Exercise instructions: Character for character, give back every line below.

***** Data under study

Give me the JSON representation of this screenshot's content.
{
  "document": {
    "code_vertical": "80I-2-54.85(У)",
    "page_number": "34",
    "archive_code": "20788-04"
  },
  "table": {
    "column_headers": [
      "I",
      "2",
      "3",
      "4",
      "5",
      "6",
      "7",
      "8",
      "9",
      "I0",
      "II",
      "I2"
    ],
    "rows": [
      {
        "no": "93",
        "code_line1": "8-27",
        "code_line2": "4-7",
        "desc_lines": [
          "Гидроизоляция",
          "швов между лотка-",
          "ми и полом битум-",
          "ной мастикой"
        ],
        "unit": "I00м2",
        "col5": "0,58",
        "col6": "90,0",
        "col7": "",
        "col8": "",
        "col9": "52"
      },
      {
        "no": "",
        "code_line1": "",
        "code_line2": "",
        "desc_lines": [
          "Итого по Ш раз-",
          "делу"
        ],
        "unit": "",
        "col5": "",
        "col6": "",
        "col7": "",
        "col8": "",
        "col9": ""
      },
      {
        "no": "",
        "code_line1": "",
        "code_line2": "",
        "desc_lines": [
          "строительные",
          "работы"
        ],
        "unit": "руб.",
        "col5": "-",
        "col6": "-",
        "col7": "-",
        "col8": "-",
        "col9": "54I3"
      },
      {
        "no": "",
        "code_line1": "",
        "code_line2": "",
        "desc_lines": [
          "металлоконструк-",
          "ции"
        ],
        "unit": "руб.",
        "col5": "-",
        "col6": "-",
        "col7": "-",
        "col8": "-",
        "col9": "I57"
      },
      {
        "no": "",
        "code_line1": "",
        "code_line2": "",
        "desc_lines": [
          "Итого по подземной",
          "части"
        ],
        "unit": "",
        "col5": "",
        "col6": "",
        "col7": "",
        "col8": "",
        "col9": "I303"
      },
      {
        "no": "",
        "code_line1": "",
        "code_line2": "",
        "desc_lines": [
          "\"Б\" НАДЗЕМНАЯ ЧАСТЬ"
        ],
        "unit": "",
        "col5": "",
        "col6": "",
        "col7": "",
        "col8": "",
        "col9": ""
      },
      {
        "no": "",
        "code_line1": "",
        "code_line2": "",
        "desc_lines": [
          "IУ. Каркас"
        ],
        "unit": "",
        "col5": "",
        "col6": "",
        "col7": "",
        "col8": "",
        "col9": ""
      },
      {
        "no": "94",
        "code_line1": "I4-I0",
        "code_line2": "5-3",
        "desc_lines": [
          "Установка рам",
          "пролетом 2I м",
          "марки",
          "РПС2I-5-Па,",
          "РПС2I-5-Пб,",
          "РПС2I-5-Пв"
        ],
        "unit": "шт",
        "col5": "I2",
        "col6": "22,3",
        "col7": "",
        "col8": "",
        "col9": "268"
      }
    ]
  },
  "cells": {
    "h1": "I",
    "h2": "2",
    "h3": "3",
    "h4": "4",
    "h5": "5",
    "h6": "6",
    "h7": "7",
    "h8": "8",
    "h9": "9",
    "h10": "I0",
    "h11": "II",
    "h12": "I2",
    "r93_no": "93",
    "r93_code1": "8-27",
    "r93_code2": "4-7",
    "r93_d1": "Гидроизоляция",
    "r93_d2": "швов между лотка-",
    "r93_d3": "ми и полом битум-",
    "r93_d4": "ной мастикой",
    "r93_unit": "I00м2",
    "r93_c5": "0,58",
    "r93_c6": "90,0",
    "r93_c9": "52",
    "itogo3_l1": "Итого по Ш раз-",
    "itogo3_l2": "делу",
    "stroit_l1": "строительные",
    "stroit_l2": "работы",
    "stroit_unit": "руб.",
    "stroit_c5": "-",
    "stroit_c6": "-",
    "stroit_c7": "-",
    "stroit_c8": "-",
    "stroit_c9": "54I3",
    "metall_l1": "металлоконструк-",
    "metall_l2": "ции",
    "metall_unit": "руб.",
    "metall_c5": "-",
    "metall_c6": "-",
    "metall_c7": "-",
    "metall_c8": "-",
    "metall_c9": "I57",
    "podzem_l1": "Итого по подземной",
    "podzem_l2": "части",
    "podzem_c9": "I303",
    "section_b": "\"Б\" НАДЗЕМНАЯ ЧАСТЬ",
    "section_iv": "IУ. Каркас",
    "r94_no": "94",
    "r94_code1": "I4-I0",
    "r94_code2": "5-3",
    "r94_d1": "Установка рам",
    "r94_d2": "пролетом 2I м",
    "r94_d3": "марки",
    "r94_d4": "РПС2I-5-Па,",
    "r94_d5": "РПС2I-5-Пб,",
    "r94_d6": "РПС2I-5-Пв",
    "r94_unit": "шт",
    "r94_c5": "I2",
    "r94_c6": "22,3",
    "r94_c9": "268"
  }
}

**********

Result of this task:
Give me the JSON representation of this screenshot's content.
{
  "document": {
    "code_vertical": "80I-2-54.85(У)",
    "page_number": "34",
    "archive_code": "20788-04"
  },
  "table": {
    "column_headers": [
      "I",
      "2",
      "3",
      "4",
      "5",
      "6",
      "7",
      "8",
      "9",
      "I0",
      "II",
      "I2"
    ],
    "rows": [
      {
        "no": "93",
        "code_line1": "8-27",
        "code_line2": "4-7",
        "desc_lines": [
          "Гидроизоляция",
          "швов между лотка-",
          "ми и полом битум-",
          "ной мастикой"
        ],
        "unit": "I00м2",
        "col5": "0,58",
        "col6": "90,0",
        "col7": "",
        "col8": "",
        "col9": "52"
      },
      {
        "no": "",
        "code_line1": "",
        "code_line2": "",
        "desc_lines": [
          "Итого по Ш раз-",
          "делу"
        ],
        "unit": "",
        "col5": "",
        "col6": "",
        "col7": "",
        "col8": "",
        "col9": ""
      },
      {
        "no": "",
        "code_line1": "",
        "code_line2": "",
        "desc_lines": [
          "строительные",
          "работы"
        ],
        "unit": "руб.",
        "col5": "-",
        "col6": "-",
        "col7": "-",
        "col8": "-",
        "col9": "54I3"
      },
      {
        "no": "",
        "code_line1": "",
        "code_line2": "",
        "desc_lines": [
          "металлоконструк-",
          "ции"
        ],
        "unit": "руб.",
        "col5": "-",
        "col6": "-",
        "col7": "-",
        "col8": "-",
        "col9": "I57"
      },
      {
        "no": "",
        "code_line1": "",
        "code_line2": "",
        "desc_lines": [
          "Итого по подземной",
          "части"
        ],
        "unit": "",
        "col5": "",
        "col6": "",
        "col7": "",
        "col8": "",
        "col9": "I303"
      },
      {
        "no": "",
        "code_line1": "",
        "code_line2": "",
        "desc_lines": [
          "\"Б\" НАДЗЕМНАЯ ЧАСТЬ"
        ],
        "unit": "",
        "col5": "",
        "col6": "",
        "col7": "",
        "col8": "",
        "col9": ""
      },
      {
        "no": "",
        "code_line1": "",
        "code_line2": "",
        "desc_lines": [
          "IУ. Каркас"
        ],
        "unit": "",
        "col5": "",
        "col6": "",
        "col7": "",
        "col8": "",
        "col9": ""
      },
      {
        "no": "94",
        "code_line1": "I4-I0",
        "code_line2": "5-3",
        "desc_lines": [
          "Установка рам",
          "пролетом 2I м",
          "марки",
          "РПС2I-5-Па,",
          "РПС2I-5-Пб,",
          "РПС2I-5-Пв"
        ],
        "unit": "шт",
        "col5": "I2",
        "col6": "22,3",
        "col7": "",
        "col8": "",
        "col9": "268"
      }
    ]
  },
  "cells": {
    "h1": "I",
    "h2": "2",
    "h3": "3",
    "h4": "4",
    "h5": "5",
    "h6": "6",
    "h7": "7",
    "h8": "8",
    "h9": "9",
    "h10": "I0",
    "h11": "II",
    "h12": "I2",
    "r93_no": "93",
    "r93_code1": "8-27",
    "r93_code2": "4-7",
    "r93_d1": "Гидроизоляция",
    "r93_d2": "швов между лотка-",
    "r93_d3": "ми и полом битум-",
    "r93_d4": "ной мастикой",
    "r93_unit": "I00м2",
    "r93_c5": "0,58",
    "r93_c6": "90,0",
    "r93_c9": "52",
    "itogo3_l1": "Итого по Ш раз-",
    "itogo3_l2": "делу",
    "stroit_l1": "строительные",
    "stroit_l2": "работы",
    "stroit_unit": "руб.",
    "stroit_c5": "-",
    "stroit_c6": "-",
    "stroit_c7": "-",
    "stroit_c8": "-",
    "stroit_c9": "54I3",
    "metall_l1": "металлоконструк-",
    "metall_l2": "ции",
    "metall_unit": "руб.",
    "metall_c5": "-",
    "metall_c6": "-",
    "metall_c7": "-",
    "metall_c8": "-",
    "metall_c9": "I57",
    "podzem_l1": "Итого по подземной",
    "podzem_l2": "части",
    "podzem_c9": "I303",
    "section_b": "\"Б\" НАДЗЕМНАЯ ЧАСТЬ",
    "section_iv": "IУ. Каркас",
    "r94_no": "94",
    "r94_code1": "I4-I0",
    "r94_code2": "5-3",
    "r94_d1": "Установка рам",
    "r94_d2": "пролетом 2I м",
    "r94_d3": "марки",
    "r94_d4": "РПС2I-5-Па,",
    "r94_d5": "РПС2I-5-Пб,",
    "r94_d6": "РПС2I-5-Пв",
    "r94_unit": "шт",
    "r94_c5": "I2",
    "r94_c6": "22,3",
    "r94_c9": "268"
  }
}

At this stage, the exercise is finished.